■ WHAT YOU SHOULD DO
Find all lines in the records that include the word "DataWhisper", and copy them out.

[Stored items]
------------------------------------

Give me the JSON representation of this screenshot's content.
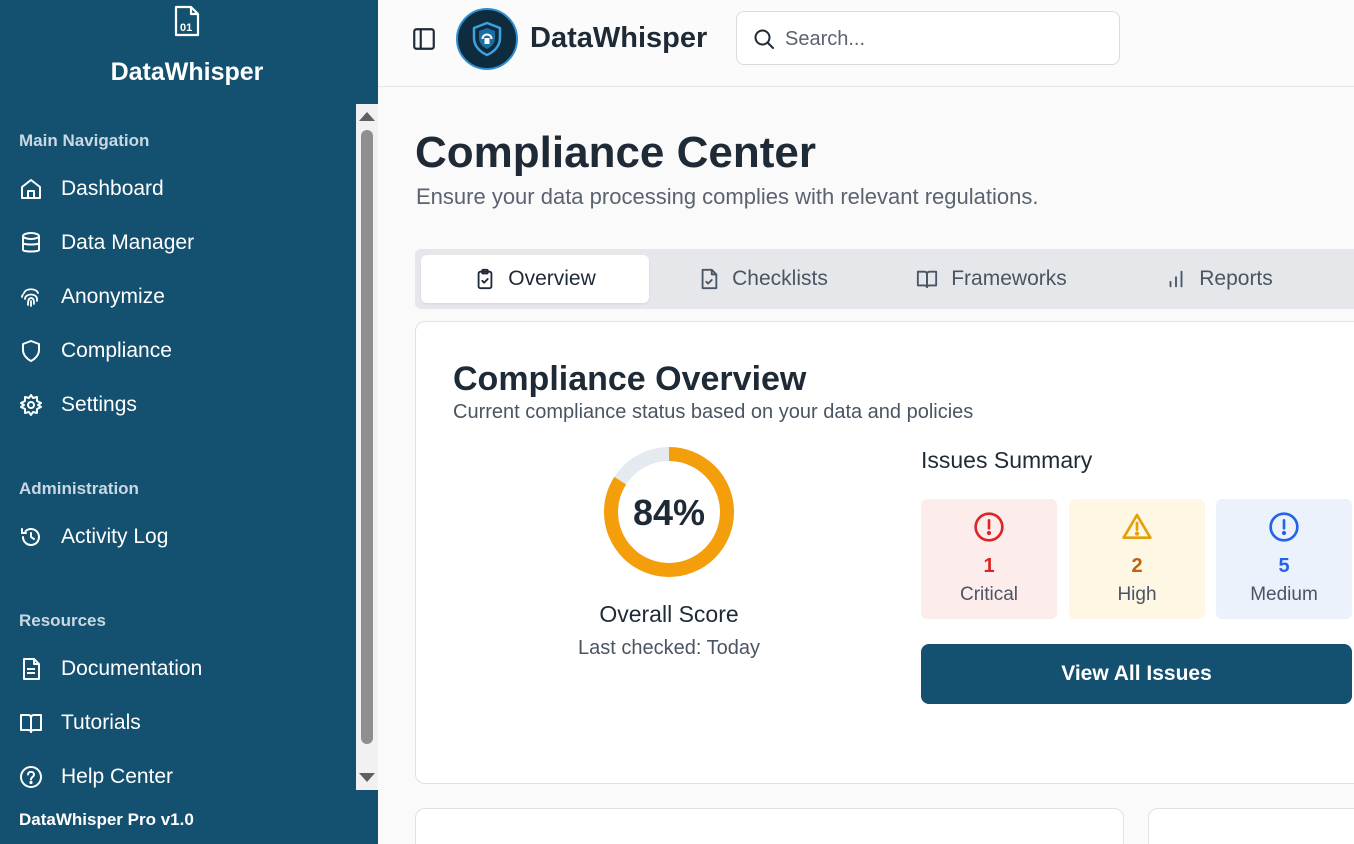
{
  "sidebar": {
    "brand": "DataWhisper",
    "sections": {
      "main_navigation": "Main Navigation",
      "administration": "Administration",
      "resources": "Resources"
    },
    "items": [
      {
        "label": "Dashboard",
        "icon": "home-icon"
      },
      {
        "label": "Data Manager",
        "icon": "database-icon"
      },
      {
        "label": "Anonymize",
        "icon": "fingerprint-icon"
      },
      {
        "label": "Compliance",
        "icon": "shield-icon"
      },
      {
        "label": "Settings",
        "icon": "gear-icon"
      },
      {
        "label": "Activity Log",
        "icon": "history-icon"
      },
      {
        "label": "Documentation",
        "icon": "document-icon"
      },
      {
        "label": "Tutorials",
        "icon": "book-icon"
      },
      {
        "label": "Help Center",
        "icon": "help-icon"
      }
    ],
    "version": "DataWhisper Pro v1.0"
  },
  "header": {
    "title": "DataWhisper",
    "search_placeholder": "Search..."
  },
  "main": {
    "title": "Compliance Center",
    "subtitle": "Ensure your data processing complies with relevant regulations.",
    "tabs": [
      {
        "label": "Overview",
        "icon": "clipboard-check-icon",
        "active": true
      },
      {
        "label": "Checklists",
        "icon": "file-check-icon",
        "active": false
      },
      {
        "label": "Frameworks",
        "icon": "book-open-icon",
        "active": false
      },
      {
        "label": "Reports",
        "icon": "bar-chart-icon",
        "active": false
      }
    ],
    "overview": {
      "title": "Compliance Overview",
      "subtitle": "Current compliance status based on your data and policies",
      "score_value": "84%",
      "score_fraction": 0.84,
      "score_label": "Overall Score",
      "last_checked": "Last checked: Today",
      "issues_title": "Issues Summary",
      "issues": [
        {
          "count": "1",
          "label": "Critical",
          "color": "#dc2626"
        },
        {
          "count": "2",
          "label": "High",
          "color": "#c2610c"
        },
        {
          "count": "5",
          "label": "Medium",
          "color": "#2563eb"
        }
      ],
      "view_all_label": "View All Issues"
    }
  },
  "colors": {
    "sidebar_bg": "#14506f",
    "accent": "#14506f",
    "gauge": "#f59e0b",
    "gauge_track": "#e5e9f0"
  }
}
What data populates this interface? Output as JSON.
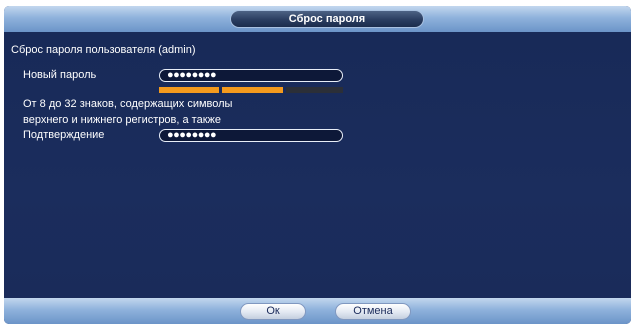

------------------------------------

■ SOLUTION
    "brand": "DataWhisper",
    "version": "DataWhisper Pro v1.0"
    "title": "DataWhisper",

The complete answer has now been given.